The Sundance Film Festival, January 20–30 in Park City, Utah, gets back to its indy roots this year with 40 of 115 features by rookie directors. Some of our favorite films of late—Riding Giants, The Cove, Restrepo—have broken out here. These are the documentaries we'll be watching this year.
If a Tree Falls: A Story of the Earth Liberation Front:
Filmmaker Marshall Curry tails Daniel McGowan as he stands trial along with other ELF members for burning an Oregon logging office in 2001. The picture debates whether the ELF's crimes were mere arson or terrorism and, thanks to archival footage, provides a history of the real monkey-wrench gang.
The Last Mountain:
Three West Virginia waitresses lead a small group of citizen activists trying to prevent the multi-billion-dollar Massey coal company from ripping up a mountain in their backyard. Soon enviro heavyweight Robert F. Kennedy Jr. pitches in, and David fights Goliath to a standoff. Directed by Bill Haney.
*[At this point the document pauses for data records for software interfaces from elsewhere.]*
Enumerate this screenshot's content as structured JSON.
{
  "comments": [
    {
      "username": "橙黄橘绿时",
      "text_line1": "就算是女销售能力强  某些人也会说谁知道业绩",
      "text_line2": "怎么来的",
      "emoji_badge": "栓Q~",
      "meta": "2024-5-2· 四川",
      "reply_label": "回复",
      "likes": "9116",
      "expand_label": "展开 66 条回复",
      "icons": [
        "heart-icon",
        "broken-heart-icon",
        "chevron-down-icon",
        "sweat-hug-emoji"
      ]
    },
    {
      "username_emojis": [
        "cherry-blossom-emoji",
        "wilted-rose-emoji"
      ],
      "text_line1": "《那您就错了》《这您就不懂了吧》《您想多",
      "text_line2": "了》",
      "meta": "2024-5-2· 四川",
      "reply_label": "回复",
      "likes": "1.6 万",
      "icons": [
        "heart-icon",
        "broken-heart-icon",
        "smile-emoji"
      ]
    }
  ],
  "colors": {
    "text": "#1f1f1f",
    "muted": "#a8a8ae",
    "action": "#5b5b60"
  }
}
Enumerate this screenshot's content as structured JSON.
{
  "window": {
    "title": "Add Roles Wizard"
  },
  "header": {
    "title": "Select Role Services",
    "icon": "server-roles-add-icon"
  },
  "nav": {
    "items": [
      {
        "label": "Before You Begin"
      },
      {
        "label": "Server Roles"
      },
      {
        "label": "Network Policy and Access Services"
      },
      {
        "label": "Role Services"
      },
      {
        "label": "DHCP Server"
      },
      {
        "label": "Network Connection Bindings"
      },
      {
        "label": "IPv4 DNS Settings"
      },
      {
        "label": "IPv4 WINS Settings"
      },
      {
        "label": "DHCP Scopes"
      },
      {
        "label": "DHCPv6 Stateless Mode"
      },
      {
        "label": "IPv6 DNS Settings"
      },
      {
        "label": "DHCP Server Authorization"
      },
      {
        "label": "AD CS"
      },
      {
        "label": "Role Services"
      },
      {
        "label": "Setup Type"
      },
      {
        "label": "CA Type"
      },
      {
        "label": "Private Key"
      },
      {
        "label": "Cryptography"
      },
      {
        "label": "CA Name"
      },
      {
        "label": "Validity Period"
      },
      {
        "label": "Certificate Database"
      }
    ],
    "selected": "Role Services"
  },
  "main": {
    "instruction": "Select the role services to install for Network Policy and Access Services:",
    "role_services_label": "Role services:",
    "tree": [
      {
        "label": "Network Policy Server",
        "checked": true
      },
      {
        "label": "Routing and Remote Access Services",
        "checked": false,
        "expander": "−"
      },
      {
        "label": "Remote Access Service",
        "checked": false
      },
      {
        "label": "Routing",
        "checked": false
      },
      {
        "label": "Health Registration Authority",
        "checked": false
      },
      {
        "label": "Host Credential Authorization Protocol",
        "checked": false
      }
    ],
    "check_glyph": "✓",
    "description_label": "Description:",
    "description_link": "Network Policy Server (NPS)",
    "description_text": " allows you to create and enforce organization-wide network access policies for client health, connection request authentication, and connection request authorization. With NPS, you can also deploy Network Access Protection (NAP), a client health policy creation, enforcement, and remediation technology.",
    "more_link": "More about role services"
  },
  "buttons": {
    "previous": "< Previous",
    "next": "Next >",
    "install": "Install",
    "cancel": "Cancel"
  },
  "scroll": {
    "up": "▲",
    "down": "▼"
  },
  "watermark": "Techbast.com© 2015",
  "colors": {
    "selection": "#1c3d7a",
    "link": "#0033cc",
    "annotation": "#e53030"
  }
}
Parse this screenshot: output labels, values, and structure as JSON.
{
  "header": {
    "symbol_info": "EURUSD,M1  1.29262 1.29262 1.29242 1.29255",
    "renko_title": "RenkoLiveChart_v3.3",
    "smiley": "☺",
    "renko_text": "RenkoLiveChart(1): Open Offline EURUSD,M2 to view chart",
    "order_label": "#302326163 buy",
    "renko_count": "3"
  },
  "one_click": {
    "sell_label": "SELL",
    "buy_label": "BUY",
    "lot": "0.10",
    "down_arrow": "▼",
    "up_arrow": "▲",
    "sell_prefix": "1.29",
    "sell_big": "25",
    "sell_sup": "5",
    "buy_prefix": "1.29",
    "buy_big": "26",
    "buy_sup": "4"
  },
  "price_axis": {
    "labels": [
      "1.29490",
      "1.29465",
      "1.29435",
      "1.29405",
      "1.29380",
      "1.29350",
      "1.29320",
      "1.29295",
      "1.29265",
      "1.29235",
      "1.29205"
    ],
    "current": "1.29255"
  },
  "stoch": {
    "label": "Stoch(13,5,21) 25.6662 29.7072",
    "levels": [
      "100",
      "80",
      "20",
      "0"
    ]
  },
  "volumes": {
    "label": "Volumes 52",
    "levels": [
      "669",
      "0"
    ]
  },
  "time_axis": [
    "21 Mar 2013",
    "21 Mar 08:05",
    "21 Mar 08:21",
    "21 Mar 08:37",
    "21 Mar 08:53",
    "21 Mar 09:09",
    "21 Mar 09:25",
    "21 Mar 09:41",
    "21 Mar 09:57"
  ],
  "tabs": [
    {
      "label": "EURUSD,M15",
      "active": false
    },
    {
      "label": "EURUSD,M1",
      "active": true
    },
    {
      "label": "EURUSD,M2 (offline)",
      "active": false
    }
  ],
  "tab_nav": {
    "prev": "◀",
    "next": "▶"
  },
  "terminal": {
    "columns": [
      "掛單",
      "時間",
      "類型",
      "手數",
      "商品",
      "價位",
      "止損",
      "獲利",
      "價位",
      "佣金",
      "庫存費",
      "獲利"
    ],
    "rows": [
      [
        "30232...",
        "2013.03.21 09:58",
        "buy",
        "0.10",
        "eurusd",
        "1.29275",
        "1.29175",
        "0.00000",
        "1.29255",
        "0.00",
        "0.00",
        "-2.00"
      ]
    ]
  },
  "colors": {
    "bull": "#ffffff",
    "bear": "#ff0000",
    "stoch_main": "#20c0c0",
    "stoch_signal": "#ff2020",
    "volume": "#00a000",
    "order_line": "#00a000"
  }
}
Among the most hyped of the festival, this film by James Marsh—Man on Wire—tells the story of Nim, a chimpanzee reared by humans. Marsh interviews the people who helped raise Nim and airs rare archival footage. "Nim's reaction to seeing a member of his own species is truly remarkable," says Marsh, "and actually quite upsetting."